Her term as Speaker was relatively short, but her accomplishments outrank most of her predecessors by a long way.
By any measure, Pelosi has been one of the most effective House speakers in American history, especially given her relatively short tenure. At Salon, Steve Kornacki offers a helpful recollection of her many accomplishments, from health care to student loan reform to the credit card bill of rights to cap and trade. Pelosi consistently delivered legislation that became law, as well as legislation that the Senate then stalled on and failed to pass. As Kornacki writes, Pelosi is unpopular less because of what the House has done or failed to do — most Americans have little idea of those particulars — but because the economy is bad and voters wanted someone to blame.

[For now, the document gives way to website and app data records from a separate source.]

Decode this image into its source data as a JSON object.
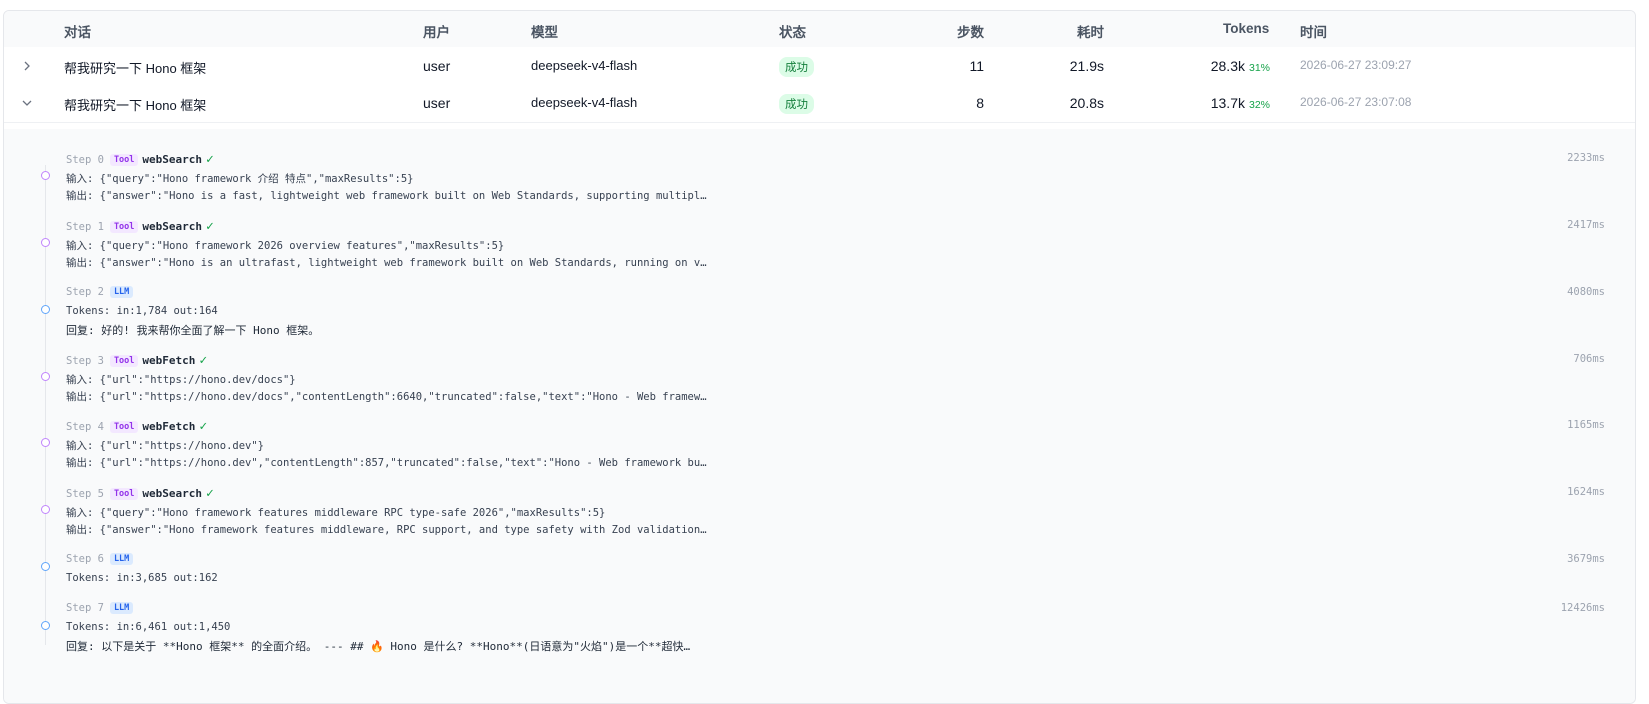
{
  "header": {
    "conversation": "对话",
    "user": "用户",
    "model": "模型",
    "status": "状态",
    "steps": "步数",
    "duration": "耗时",
    "tokens": "Tokens",
    "time": "时间"
  },
  "rows": [
    {
      "title": "帮我研究一下 Hono 框架",
      "user": "user",
      "model": "deepseek-v4-flash",
      "status": "成功",
      "steps": "11",
      "duration": "21.9s",
      "tokens": "28.3k",
      "pct": "31%",
      "time": "2026-06-27 23:09:27",
      "expanded": false
    },
    {
      "title": "帮我研究一下 Hono 框架",
      "user": "user",
      "model": "deepseek-v4-flash",
      "status": "成功",
      "steps": "8",
      "duration": "20.8s",
      "tokens": "13.7k",
      "pct": "32%",
      "time": "2026-06-27 23:07:08",
      "expanded": true
    }
  ],
  "steps": [
    {
      "label": "Step 0",
      "kind": "Tool",
      "name": "webSearch",
      "check": "✓",
      "duration": "2233ms",
      "lines": [
        "输入: {\"query\":\"Hono framework 介绍 特点\",\"maxResults\":5}",
        "输出: {\"answer\":\"Hono is a fast, lightweight web framework built on Web Standards, supporting multipl…"
      ]
    },
    {
      "label": "Step 1",
      "kind": "Tool",
      "name": "webSearch",
      "check": "✓",
      "duration": "2417ms",
      "lines": [
        "输入: {\"query\":\"Hono framework 2026 overview features\",\"maxResults\":5}",
        "输出: {\"answer\":\"Hono is an ultrafast, lightweight web framework built on Web Standards, running on v…"
      ]
    },
    {
      "label": "Step 2",
      "kind": "LLM",
      "name": "",
      "check": "",
      "duration": "4080ms",
      "lines": [
        "Tokens: in:1,784 out:164",
        "回复: 好的! 我来帮你全面了解一下 Hono 框架。"
      ]
    },
    {
      "label": "Step 3",
      "kind": "Tool",
      "name": "webFetch",
      "check": "✓",
      "duration": "706ms",
      "lines": [
        "输入: {\"url\":\"https://hono.dev/docs\"}",
        "输出: {\"url\":\"https://hono.dev/docs\",\"contentLength\":6640,\"truncated\":false,\"text\":\"Hono - Web framew…"
      ]
    },
    {
      "label": "Step 4",
      "kind": "Tool",
      "name": "webFetch",
      "check": "✓",
      "duration": "1165ms",
      "lines": [
        "输入: {\"url\":\"https://hono.dev\"}",
        "输出: {\"url\":\"https://hono.dev\",\"contentLength\":857,\"truncated\":false,\"text\":\"Hono - Web framework bu…"
      ]
    },
    {
      "label": "Step 5",
      "kind": "Tool",
      "name": "webSearch",
      "check": "✓",
      "duration": "1624ms",
      "lines": [
        "输入: {\"query\":\"Hono framework features middleware RPC type-safe 2026\",\"maxResults\":5}",
        "输出: {\"answer\":\"Hono framework features middleware, RPC support, and type safety with Zod validation…"
      ]
    },
    {
      "label": "Step 6",
      "kind": "LLM",
      "name": "",
      "check": "",
      "duration": "3679ms",
      "lines": [
        "Tokens: in:3,685 out:162"
      ]
    },
    {
      "label": "Step 7",
      "kind": "LLM",
      "name": "",
      "check": "",
      "duration": "12426ms",
      "lines": [
        "Tokens: in:6,461 out:1,450",
        "回复: 以下是关于 **Hono 框架** 的全面介绍。 --- ## 🔥 Hono 是什么? **Hono**(日语意为\"火焰\")是一个**超快…"
      ]
    }
  ]
}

But there’s another factor that makes Pelosi that much easier to scapegoat: She is a woman — the highest-ranked woman ever to hold elective office in the United States. In January 2007, Pelosi gaveled in her first legislative session as speaker while cradling her newborn grandson (one of seven grandchildren) and surrounded by other legislators’ offspring, whom she had invited to the dais to celebrate. She spoke about her own journey from “kitchen to Congress” and promised that the Democratic Party would govern on behalf of children, and their mothers, too — a vow she fulfilled by collecting the votes to pass the State Children’s Health Insurance Program, which insures 11 million kids, and the Lily Ledbetter Act, which made it easier for victims of gender- and race-based pay discrimination to file civil rights complaints and collect back pay.